Earlier in the week, I visited the incredibly sumptuous Patwa-ki-Haveli (the first haveli built in Jaisalmer) and Nathmal-ki-Haveli. Both mansions are covered in intricate stonework.
On Tuesday, when returning from Gadisar Lake, I came across a private haveli, the Salim Singh-ki-Haveli. The ticket seller, I learnt later, was a relative of the owner of the haveli. He offered to give me a tour of the place but I assumed he was after commission and said I’d have a look around and return with any questions.
After about 15 minutes, the guide appeared. We started talking and it became obvious he wasn’t just another guide. He had deep knowledge of the haveli: its history, architecture, building techniques, lifestyle and ornaments.
The guide said that they don’t advertise the haveli but give free tours only to people who are not in a rush, genuinely interested and curious. In me, he found the perfect audience! We chatted for over an hour both about the haveli and India now.
The haveli was built without mortar. Instead the large stones resembled Lego bricks, each having a male or female part to lock them in place.
One of the defining characteristics of the haveli is the courtyard. This attracts wind and distributes it throughout the building to provide natural ventilation.
I was delighted to see columns that looked like they were carved out of a single stone when in fact they were constructed with several pieces held together by a metal rod.
Flowery fringes were separate carved stones that were attached with a simple locking mechanism for special occasions.
The list went on: ingenious locks, incense holders, multifunction receptacles, and air fresheners.
My guide said that although we don’t like noise now, the haveli was designed to propagate noise to detect intruders. For example, the floors had larger gaps between them to create an echo; the stairs for the lower floors were steep but nearer the upper floors (where the bedrooms were) they were normal because the height would be more practicable for the owner and his family.

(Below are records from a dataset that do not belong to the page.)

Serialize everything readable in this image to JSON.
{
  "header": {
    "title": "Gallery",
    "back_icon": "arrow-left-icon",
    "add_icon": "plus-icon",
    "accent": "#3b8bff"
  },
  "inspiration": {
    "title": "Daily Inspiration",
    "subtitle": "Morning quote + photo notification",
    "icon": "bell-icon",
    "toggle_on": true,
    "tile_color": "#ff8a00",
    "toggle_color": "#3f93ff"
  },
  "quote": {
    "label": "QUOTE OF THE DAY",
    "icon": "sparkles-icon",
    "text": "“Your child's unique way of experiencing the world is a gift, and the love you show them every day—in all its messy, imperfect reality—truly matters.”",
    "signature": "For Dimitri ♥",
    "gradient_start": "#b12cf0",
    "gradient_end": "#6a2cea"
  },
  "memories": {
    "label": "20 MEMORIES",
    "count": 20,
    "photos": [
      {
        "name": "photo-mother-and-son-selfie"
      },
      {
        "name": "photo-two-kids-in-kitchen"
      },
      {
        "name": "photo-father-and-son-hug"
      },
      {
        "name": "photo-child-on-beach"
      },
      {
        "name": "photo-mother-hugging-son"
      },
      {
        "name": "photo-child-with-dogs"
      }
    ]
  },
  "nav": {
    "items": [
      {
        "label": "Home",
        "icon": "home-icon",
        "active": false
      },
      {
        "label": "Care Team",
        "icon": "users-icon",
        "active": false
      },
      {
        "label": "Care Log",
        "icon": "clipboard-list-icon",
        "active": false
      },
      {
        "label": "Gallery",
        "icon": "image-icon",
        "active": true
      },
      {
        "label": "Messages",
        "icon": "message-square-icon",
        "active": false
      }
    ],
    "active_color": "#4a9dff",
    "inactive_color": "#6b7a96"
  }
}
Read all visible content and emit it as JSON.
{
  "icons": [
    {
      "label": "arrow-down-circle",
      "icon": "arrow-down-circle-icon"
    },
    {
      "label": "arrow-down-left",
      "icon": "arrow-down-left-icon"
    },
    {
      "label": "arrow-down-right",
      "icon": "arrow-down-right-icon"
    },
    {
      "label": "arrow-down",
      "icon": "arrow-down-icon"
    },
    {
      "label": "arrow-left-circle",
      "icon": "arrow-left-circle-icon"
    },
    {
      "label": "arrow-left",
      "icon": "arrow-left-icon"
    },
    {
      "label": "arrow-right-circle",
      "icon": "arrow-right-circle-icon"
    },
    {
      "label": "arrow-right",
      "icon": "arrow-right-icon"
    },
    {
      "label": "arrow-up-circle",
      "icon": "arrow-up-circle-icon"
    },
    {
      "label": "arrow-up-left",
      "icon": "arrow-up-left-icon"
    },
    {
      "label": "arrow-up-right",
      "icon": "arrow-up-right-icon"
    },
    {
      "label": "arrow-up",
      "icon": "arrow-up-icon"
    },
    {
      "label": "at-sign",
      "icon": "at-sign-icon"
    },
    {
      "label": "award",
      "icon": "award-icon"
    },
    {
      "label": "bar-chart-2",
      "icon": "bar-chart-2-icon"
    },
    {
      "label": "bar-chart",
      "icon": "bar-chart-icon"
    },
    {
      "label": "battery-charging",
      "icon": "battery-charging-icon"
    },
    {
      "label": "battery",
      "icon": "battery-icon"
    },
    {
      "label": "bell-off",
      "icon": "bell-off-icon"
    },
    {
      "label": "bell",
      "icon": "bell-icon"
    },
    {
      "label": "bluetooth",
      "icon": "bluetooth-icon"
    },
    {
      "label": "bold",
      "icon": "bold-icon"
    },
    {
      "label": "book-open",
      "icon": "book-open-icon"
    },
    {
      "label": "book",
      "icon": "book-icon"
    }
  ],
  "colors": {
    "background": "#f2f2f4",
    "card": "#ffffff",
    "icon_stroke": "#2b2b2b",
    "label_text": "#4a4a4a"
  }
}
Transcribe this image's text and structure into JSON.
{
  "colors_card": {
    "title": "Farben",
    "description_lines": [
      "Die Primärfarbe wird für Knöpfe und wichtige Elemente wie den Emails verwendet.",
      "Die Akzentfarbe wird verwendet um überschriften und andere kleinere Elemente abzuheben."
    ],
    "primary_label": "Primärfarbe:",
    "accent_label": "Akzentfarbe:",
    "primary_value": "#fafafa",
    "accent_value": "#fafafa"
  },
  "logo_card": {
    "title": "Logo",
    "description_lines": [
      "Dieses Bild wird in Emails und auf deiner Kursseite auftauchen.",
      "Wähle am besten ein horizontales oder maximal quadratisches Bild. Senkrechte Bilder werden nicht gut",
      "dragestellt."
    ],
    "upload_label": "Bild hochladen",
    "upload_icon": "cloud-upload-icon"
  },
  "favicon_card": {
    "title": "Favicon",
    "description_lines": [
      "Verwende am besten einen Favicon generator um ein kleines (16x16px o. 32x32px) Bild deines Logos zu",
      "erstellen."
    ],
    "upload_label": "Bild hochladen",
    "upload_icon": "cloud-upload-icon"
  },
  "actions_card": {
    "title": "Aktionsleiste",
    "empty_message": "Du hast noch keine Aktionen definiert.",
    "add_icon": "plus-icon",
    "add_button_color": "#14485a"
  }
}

The differing heights would deceive intruders into thinking the stairs were a particular height only to stumble the higher up they went.
The haveli had nine floors originally but the top two were removed because it was decreed that nothing could rise higher than the fort! Earlier in the talk, I had asked if I could go right to the top of the haveli. He said that it wasn’t open to the public. Towards the end of the talk, he opened some doors and led me up some very uneven stairs and out we came on the top floor! He then showed me another room not open to the public.
I left with an admiration for the creators of this haveli built two hundred years ago.